A New Constitution[edit]

A new constitution, establishing the fourth republic, was adopted on June 2, 1991. Among other provisions, it called for an Assembly of People’s Deputies with 107 seats (now 111). The president is chief of state, chairs a council of ministers, appoints a prime minister, who with the legislature’s consent, serves as head of government. In April 2000, the constitution was amended reducing the presidential term from seven to five years, enforceable as of 2005, and allowing the president to be reelected only once. The legislative branch is a unicameral National Assembly (Assemblée Nationale) consisting of 111 seats. Members are elected by popular vote for five-year terms.
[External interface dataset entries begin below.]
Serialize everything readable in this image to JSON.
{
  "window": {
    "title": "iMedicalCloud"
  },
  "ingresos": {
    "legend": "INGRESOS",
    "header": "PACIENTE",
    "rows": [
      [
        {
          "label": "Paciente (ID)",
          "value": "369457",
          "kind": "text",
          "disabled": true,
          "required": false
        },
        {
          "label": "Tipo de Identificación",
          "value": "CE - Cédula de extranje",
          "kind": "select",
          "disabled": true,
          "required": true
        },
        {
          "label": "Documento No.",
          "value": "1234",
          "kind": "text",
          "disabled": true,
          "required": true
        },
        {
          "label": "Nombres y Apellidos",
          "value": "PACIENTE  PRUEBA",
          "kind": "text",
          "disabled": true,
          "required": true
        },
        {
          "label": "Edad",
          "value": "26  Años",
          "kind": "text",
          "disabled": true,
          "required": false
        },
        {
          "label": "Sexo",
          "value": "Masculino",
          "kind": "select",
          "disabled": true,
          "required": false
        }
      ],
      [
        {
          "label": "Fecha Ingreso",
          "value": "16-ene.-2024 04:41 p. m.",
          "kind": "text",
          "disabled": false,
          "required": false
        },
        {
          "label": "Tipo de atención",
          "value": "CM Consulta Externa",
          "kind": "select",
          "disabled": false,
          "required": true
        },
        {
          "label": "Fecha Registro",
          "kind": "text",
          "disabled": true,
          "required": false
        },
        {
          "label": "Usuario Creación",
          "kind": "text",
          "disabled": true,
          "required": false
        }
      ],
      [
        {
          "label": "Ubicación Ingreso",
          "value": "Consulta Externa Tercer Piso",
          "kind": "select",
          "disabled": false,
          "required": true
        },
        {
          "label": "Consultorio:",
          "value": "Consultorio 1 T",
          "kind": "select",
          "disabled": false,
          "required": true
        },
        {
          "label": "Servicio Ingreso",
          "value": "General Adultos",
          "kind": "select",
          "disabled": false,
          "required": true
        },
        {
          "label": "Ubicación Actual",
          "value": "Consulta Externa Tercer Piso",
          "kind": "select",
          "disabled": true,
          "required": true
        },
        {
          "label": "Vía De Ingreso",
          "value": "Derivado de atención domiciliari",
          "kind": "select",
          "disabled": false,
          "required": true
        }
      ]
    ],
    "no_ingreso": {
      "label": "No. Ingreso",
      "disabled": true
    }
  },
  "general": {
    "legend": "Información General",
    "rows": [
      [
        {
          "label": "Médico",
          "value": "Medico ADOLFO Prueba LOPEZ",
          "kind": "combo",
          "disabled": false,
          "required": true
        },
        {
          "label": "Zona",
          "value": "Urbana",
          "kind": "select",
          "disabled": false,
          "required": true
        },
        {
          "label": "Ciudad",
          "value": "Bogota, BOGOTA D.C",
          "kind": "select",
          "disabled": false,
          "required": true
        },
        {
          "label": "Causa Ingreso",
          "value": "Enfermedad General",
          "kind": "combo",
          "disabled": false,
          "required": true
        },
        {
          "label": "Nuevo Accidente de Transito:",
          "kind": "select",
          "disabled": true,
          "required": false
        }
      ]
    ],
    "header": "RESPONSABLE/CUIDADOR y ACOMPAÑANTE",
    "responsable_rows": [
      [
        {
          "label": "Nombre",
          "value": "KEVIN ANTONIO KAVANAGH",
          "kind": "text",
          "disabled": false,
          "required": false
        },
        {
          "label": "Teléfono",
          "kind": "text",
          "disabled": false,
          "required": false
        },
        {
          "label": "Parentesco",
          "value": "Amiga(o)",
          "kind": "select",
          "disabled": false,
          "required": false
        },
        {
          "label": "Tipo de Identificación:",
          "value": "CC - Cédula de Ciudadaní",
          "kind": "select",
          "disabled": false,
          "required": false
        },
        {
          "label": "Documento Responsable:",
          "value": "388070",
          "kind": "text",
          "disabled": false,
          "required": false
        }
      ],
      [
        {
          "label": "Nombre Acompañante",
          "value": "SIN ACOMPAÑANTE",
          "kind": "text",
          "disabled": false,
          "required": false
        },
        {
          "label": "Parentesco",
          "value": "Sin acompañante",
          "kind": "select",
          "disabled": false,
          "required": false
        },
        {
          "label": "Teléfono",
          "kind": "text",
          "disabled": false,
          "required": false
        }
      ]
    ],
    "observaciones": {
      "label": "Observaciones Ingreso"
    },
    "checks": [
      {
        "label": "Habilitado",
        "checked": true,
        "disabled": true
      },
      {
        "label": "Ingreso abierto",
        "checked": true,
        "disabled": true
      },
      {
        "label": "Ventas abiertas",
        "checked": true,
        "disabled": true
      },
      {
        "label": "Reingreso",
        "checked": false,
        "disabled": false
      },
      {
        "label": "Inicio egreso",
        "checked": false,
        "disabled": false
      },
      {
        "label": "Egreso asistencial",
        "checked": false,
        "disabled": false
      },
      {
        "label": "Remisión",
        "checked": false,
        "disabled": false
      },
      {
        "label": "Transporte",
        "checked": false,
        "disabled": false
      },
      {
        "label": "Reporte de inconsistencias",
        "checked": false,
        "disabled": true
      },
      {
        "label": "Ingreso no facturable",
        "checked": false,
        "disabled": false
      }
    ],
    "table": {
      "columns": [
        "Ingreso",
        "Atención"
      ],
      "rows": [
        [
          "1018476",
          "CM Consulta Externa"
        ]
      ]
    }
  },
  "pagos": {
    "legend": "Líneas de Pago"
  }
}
In April 2005, President Compaoré was re–elected for a third straight term. He won 80.3% of the vote, while Benewende Stanislas Sankara came a distant second with a mere 4.9%. In November 2010, President Compaoré was re–elected for a fourth straight term. He won 80.2% of the vote, while Hama Arba Diallo came a distant second with 8.2%.

In February 2011, the death of a schoolboy provoked an uprising in the entire country, lasting through April 2011, which was coupled with a military mutiny and with a strike of the magistrates. See 2011 Burkina Faso uprising.

See also[edit]

Further reading[edit]

  • Chafer, Tony. The End of Empire in French West Africa: France's Successful Decolonization. Berg (2002). ISBN 1-85973-557-6

References[edit]

  1. ^ http://select.nytimes.com/mem/archive/pdf?res=F70F1FFD385A1A7A93C0A8178CD85F448685F9
  2. ^ Benin, The Congo, Burkina Faso, Politics, Economics and Society, 1989, Joan Baxter and Keith Somerville, Pinter Publishers, London and New York, (Book)

External links[edit]